### WORK TO BE COMPLETED
Lines from the entries below that hold "أمطار" form the answer; copy all of them.

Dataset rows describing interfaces

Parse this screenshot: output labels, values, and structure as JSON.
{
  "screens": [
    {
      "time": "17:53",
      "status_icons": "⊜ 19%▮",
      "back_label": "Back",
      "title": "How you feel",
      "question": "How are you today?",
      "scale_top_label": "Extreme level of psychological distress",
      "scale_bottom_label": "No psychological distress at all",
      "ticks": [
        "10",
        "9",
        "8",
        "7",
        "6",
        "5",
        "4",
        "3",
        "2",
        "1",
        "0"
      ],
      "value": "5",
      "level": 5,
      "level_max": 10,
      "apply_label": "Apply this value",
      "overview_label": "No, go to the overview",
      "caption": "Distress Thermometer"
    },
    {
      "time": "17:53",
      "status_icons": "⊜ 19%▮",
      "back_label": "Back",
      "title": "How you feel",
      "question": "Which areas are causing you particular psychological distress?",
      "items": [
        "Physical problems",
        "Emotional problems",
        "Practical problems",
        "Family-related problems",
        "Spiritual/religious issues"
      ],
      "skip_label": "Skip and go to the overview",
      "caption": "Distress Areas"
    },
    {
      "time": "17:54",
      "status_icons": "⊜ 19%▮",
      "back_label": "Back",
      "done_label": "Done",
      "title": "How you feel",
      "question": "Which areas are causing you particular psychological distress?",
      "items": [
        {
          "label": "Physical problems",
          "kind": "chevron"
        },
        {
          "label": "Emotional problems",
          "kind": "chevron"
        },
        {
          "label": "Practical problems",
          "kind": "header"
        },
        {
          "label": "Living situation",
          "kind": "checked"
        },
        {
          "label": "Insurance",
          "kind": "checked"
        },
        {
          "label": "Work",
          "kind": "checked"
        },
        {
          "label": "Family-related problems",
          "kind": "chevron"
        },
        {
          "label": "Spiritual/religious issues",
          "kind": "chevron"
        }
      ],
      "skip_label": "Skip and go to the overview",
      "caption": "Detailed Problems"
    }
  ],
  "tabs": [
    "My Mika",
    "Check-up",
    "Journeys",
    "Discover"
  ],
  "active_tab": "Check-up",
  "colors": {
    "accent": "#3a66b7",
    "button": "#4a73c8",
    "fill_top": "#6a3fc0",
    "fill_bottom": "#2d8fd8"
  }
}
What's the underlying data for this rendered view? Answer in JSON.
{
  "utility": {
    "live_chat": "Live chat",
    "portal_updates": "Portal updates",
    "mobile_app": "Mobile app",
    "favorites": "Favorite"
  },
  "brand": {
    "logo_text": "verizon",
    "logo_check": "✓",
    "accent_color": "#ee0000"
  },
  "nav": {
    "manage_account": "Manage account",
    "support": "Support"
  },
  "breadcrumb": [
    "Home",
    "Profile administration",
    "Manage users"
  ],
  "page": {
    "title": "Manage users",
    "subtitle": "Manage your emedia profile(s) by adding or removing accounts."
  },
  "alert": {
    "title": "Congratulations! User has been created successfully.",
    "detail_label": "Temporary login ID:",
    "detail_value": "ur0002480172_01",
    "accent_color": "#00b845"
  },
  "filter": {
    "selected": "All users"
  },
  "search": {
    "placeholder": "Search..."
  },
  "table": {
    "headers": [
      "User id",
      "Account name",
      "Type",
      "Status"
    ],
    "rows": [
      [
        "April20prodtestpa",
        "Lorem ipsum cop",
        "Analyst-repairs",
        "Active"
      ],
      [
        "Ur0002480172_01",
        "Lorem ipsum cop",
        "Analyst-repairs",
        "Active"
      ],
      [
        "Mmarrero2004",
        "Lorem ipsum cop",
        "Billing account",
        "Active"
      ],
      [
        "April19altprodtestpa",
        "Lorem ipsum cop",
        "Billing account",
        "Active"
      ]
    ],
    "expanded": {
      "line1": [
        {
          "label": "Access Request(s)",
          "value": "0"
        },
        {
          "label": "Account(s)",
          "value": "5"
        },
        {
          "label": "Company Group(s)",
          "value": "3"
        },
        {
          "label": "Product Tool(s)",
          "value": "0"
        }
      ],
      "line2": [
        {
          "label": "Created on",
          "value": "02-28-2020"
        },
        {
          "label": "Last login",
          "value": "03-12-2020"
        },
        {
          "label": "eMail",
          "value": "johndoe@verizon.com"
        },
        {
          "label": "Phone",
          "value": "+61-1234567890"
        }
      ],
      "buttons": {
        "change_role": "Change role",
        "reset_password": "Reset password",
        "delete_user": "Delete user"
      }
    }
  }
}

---

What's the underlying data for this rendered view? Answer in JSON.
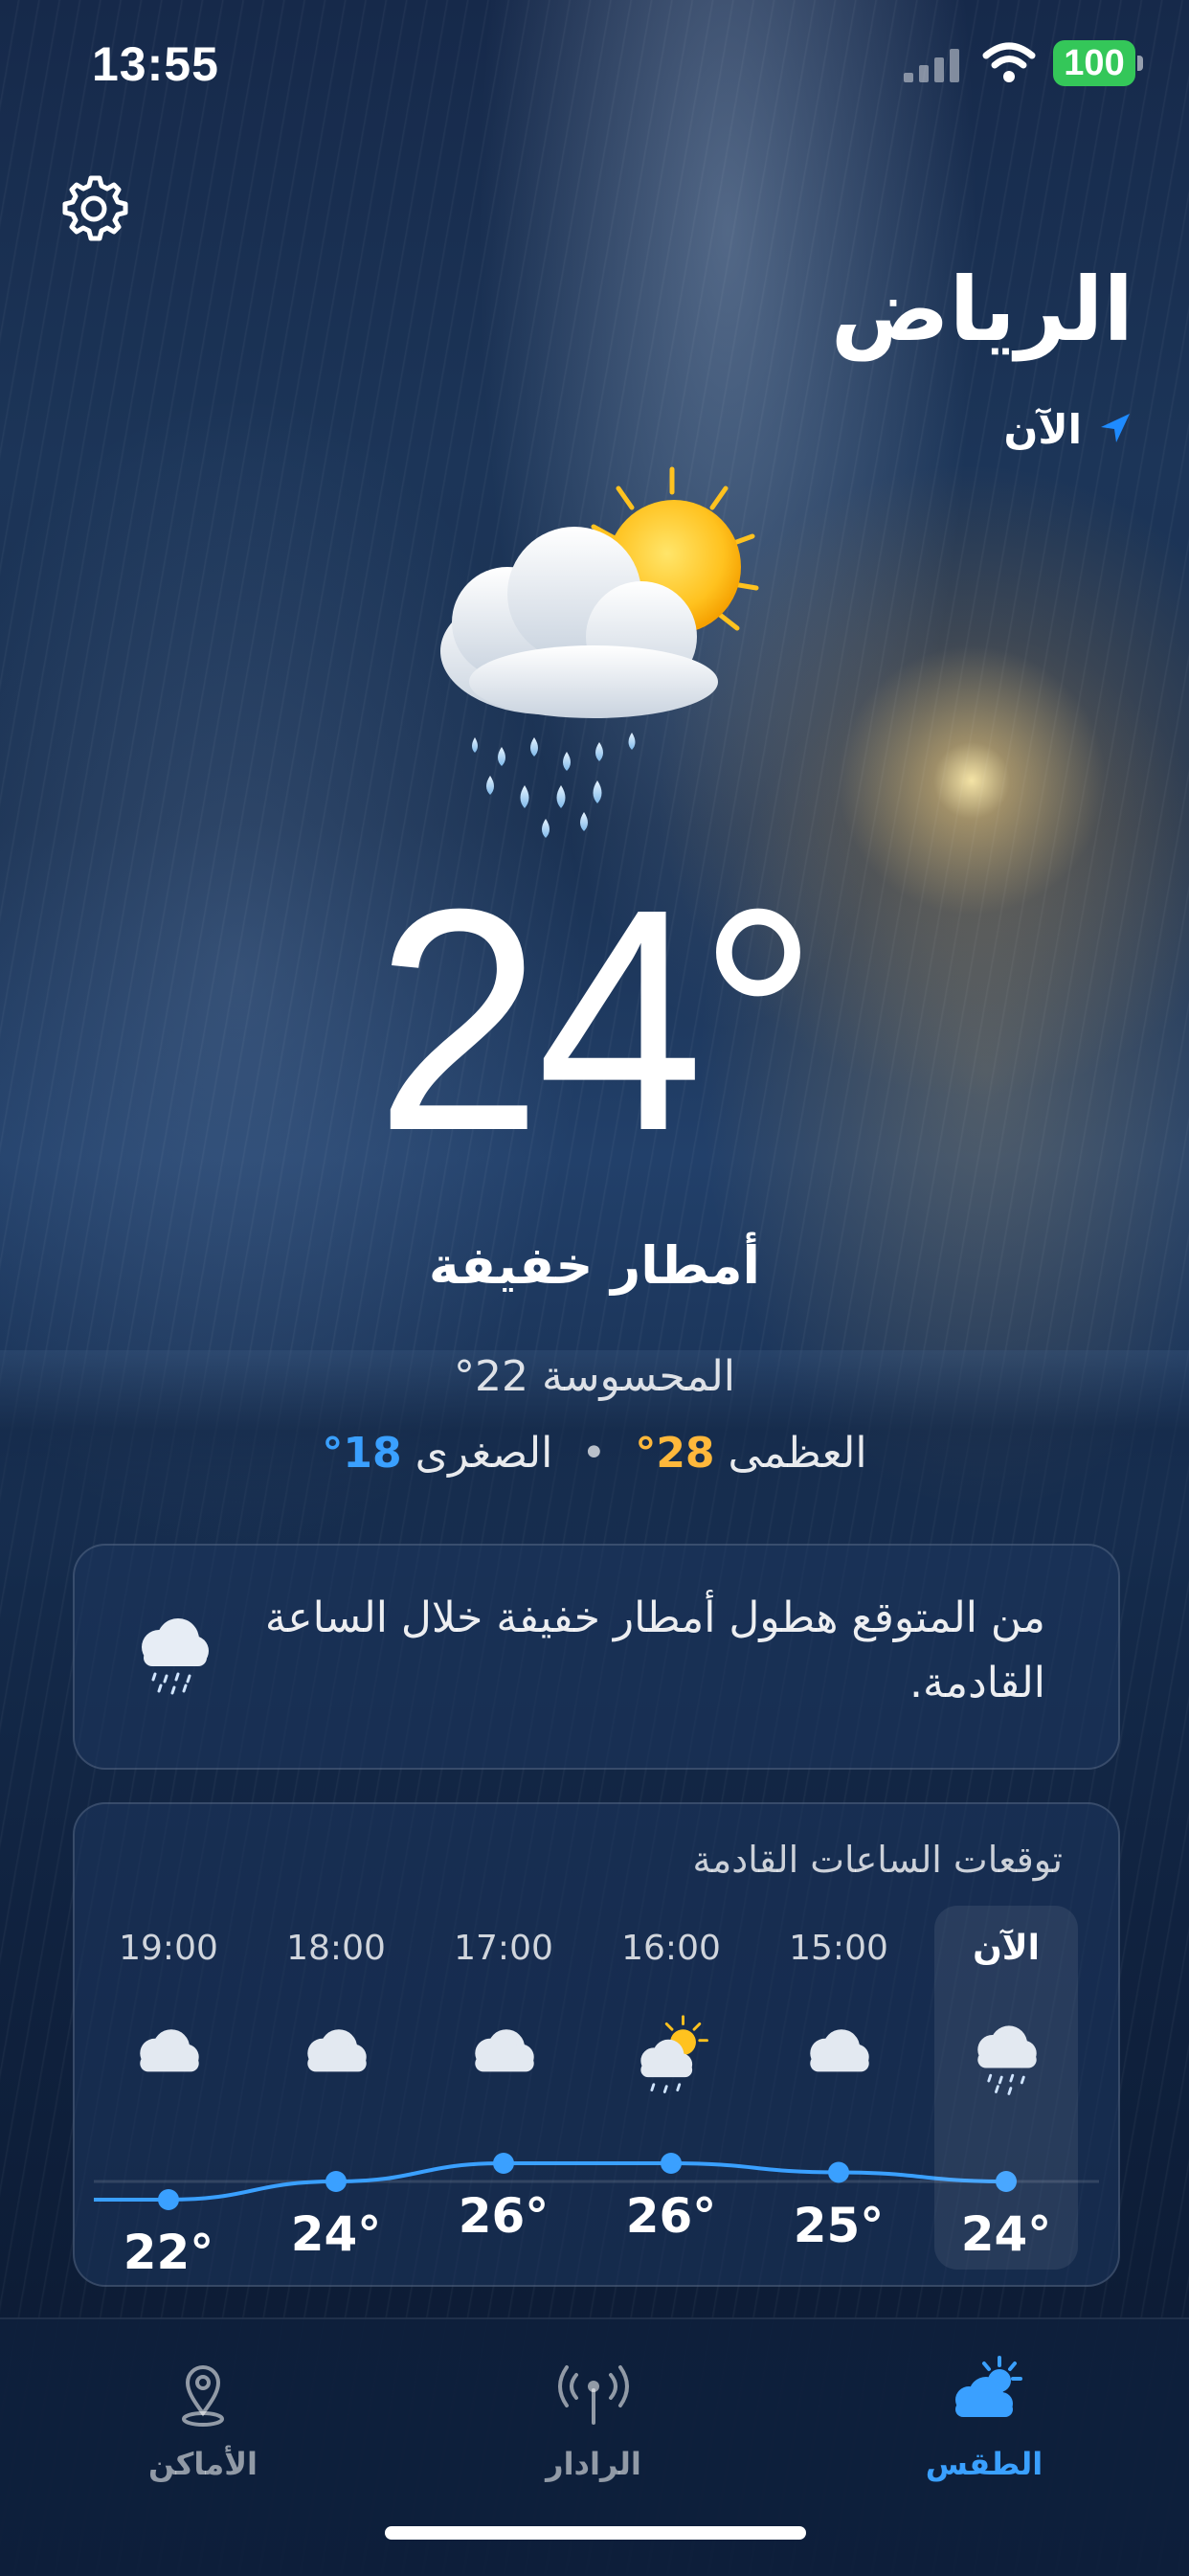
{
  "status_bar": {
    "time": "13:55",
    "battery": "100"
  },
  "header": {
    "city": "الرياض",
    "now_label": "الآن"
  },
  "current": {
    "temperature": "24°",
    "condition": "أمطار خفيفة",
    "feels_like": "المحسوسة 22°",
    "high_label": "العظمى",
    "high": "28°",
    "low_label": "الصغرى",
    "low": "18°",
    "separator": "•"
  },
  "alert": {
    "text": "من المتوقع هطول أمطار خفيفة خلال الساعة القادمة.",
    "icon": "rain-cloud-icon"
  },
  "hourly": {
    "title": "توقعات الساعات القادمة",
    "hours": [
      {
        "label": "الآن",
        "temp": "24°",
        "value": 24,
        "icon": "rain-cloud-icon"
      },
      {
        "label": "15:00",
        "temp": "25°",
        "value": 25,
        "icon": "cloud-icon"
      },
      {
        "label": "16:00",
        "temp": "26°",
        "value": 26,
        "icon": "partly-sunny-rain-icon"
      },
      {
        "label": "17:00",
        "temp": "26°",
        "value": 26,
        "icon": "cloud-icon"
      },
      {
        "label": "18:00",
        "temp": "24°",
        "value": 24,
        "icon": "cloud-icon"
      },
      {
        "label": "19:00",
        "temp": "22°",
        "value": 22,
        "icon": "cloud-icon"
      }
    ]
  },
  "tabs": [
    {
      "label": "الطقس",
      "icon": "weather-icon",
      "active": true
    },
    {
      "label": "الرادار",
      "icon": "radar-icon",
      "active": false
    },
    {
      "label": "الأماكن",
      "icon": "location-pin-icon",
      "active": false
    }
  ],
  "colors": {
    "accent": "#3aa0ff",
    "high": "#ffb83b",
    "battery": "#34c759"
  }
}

### ANSWER TO THE EXERCISE
    "condition": "أمطار خفيفة",
    "text": "من المتوقع هطول أمطار خفيفة خلال الساعة القادمة.",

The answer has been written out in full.